The curtain gets pulled back a little further on Hive, as we get a closer look into his origins and motivations. Hive condemns S.H.I.E.L.D. for its never ending quest for war and for engendering the very violence it’s meant to combat. This seems to hint that Hive’s plan is driven by a desire to create some kind of utopian future; however, this hasn’t been built up as much as I’d like, and the show is running out of time to further flesh out Hive. The idea that Hive could actually have a benevolent, “greater good” angle to his ultimate goal is a compelling one. Presented in the right way, it could provide a nice moral quandary for AoS to wrap itself around. Unfortunately, it seems unlikely that the show will put the necessary work in to make this possible. In order to truly make viewers consider the merits of Hive's plan, the writers will need to present a situation in which he lands on the unambiguously right side of the coin. This needs to resonate enough to make us overlook Hive's past actions, and quite simply, we’re running out of runway for this kind of development to take place. And frankly, I'm not sure if this is the direction they're taking Hive anyway, although with the Captain America: Civil War tie-in coming up next week, it's certainly possible given the film's similar central theme.

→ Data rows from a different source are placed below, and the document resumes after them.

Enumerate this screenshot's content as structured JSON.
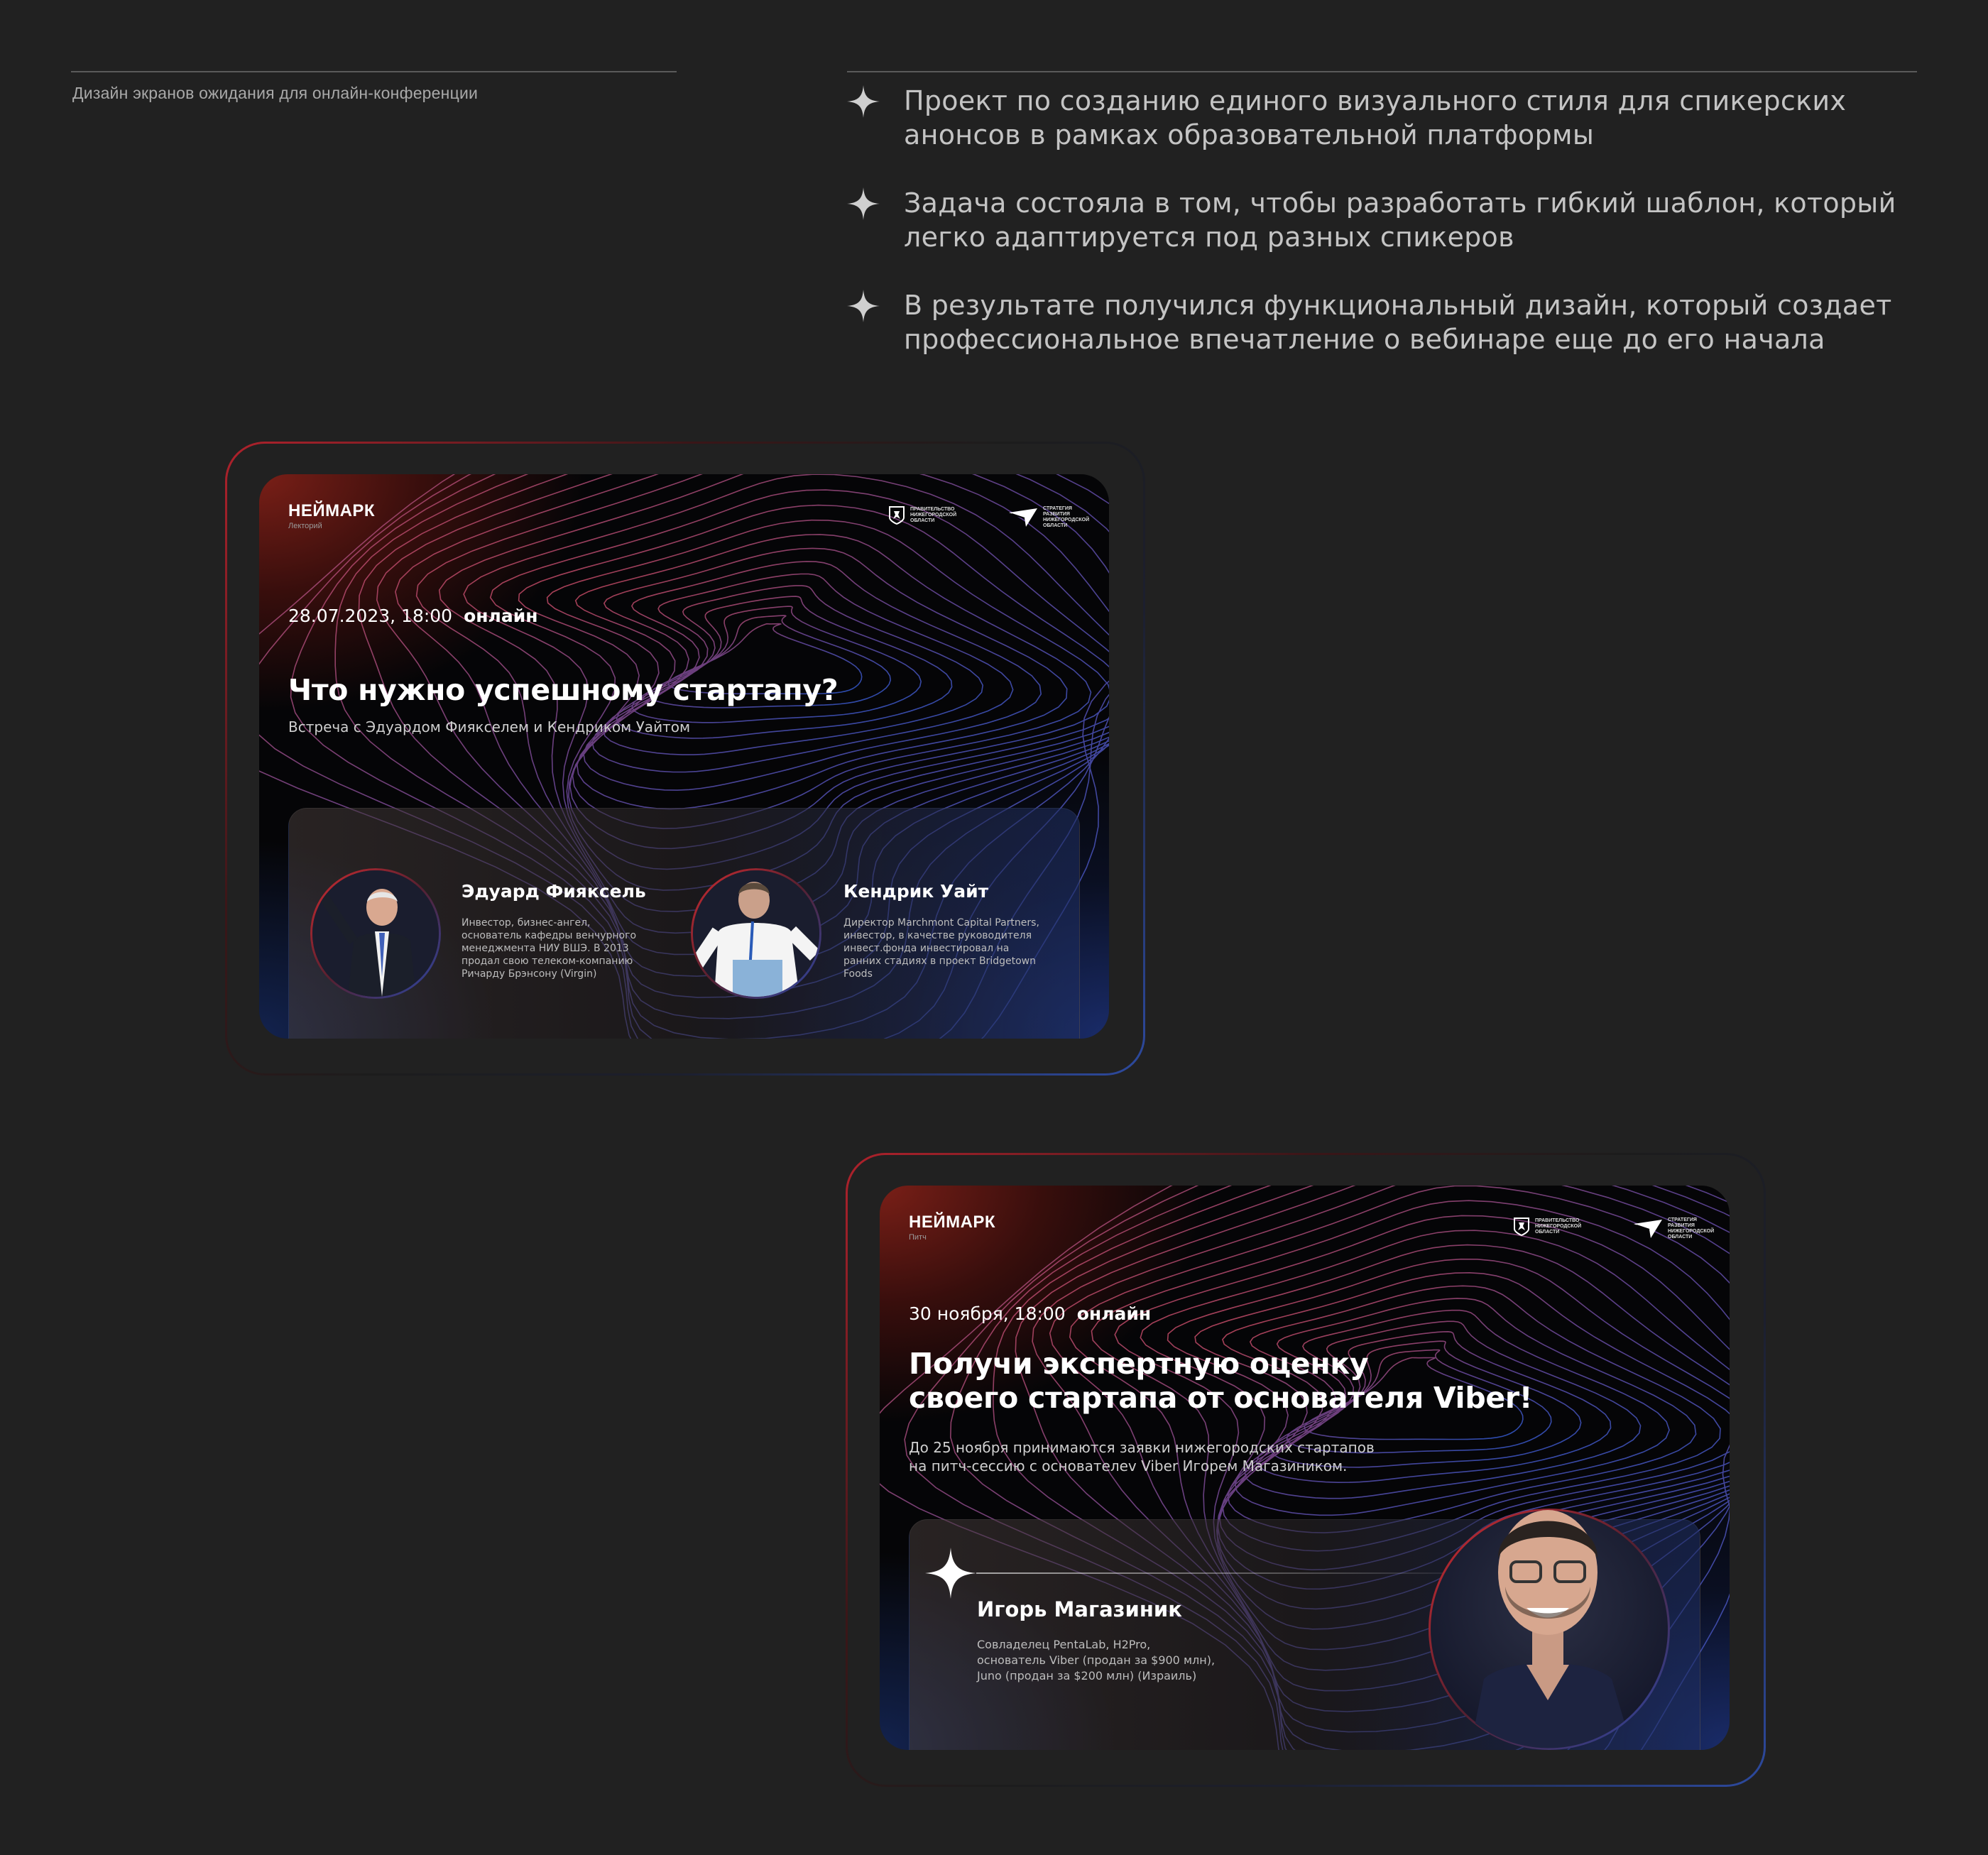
{
  "caption": "Дизайн экранов ожидания для онлайн-конференции",
  "points": [
    "Проект по созданию единого визуального стиля для спикерских анонсов в рамках образовательной платформы",
    "Задача состояла в том, чтобы разработать гибкий шаблон, который легко адаптируется под разных спикеров",
    "В результате получился функциональный дизайн, который создает профессиональное впечатление о вебинаре еще до его начала"
  ],
  "colors": {
    "background": "#212121",
    "accent_red": "#b0222c",
    "accent_blue": "#2d4aa0",
    "card_bg": "#050507"
  },
  "partners": {
    "gov": "ПРАВИТЕЛЬСТВО НИЖЕГОРОДСКОЙ ОБЛАСТИ",
    "strategy": "СТРАТЕГИЯ РАЗВИТИЯ НИЖЕГОРОДСКОЙ ОБЛАСТИ"
  },
  "card1": {
    "brand": "НЕЙМАРК",
    "brand_sub": "Лекторий",
    "date": "28.07.2023, 18:00",
    "mode": "онлайн",
    "title": "Что нужно успешному стартапу?",
    "subtitle": "Встреча с Эдуардом Фиякселем и Кендриком Уайтом",
    "speakers": [
      {
        "name": "Эдуард Фияксель",
        "desc": "Инвестор, бизнес-ангел, основатель кафедры венчурного менеджмента НИУ ВШЭ. В 2013 продал свою телеком-компанию Ричарду Брэнсону (Virgin)"
      },
      {
        "name": "Кендрик Уайт",
        "desc": "Директор Marchmont Capital Partners, инвестор, в качестве руководителя инвест.фонда инвестировал на ранних стадиях в проект Bridgetown Foods"
      }
    ]
  },
  "card2": {
    "brand": "НЕЙМАРК",
    "brand_sub": "Питч",
    "date": "30 ноября, 18:00",
    "mode": "онлайн",
    "title_line1": "Получи экспертную оценку",
    "title_line2": "своего стартапа от основателя Viber!",
    "subtitle_line1": "До 25 ноября принимаются заявки нижегородских стартапов",
    "subtitle_line2": "на питч-сессию с основателеv Viber Игорем Магазиником.",
    "speaker": {
      "name": "Игорь Магазиник",
      "desc_line1": "Совладелец PentaLab, H2Pro,",
      "desc_line2": "основатель Viber (продан за $900 млн),",
      "desc_line3": "Juno (продан за $200 млн) (Израиль)"
    }
  }
}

Garrett Yoshitomi is a contributor for A Play on Nerds. He covers Marvel films and television, and enjoys fantasy baseball, Big Brother live feeds, and Anna Kendrick. You can find his tweets @garrettweets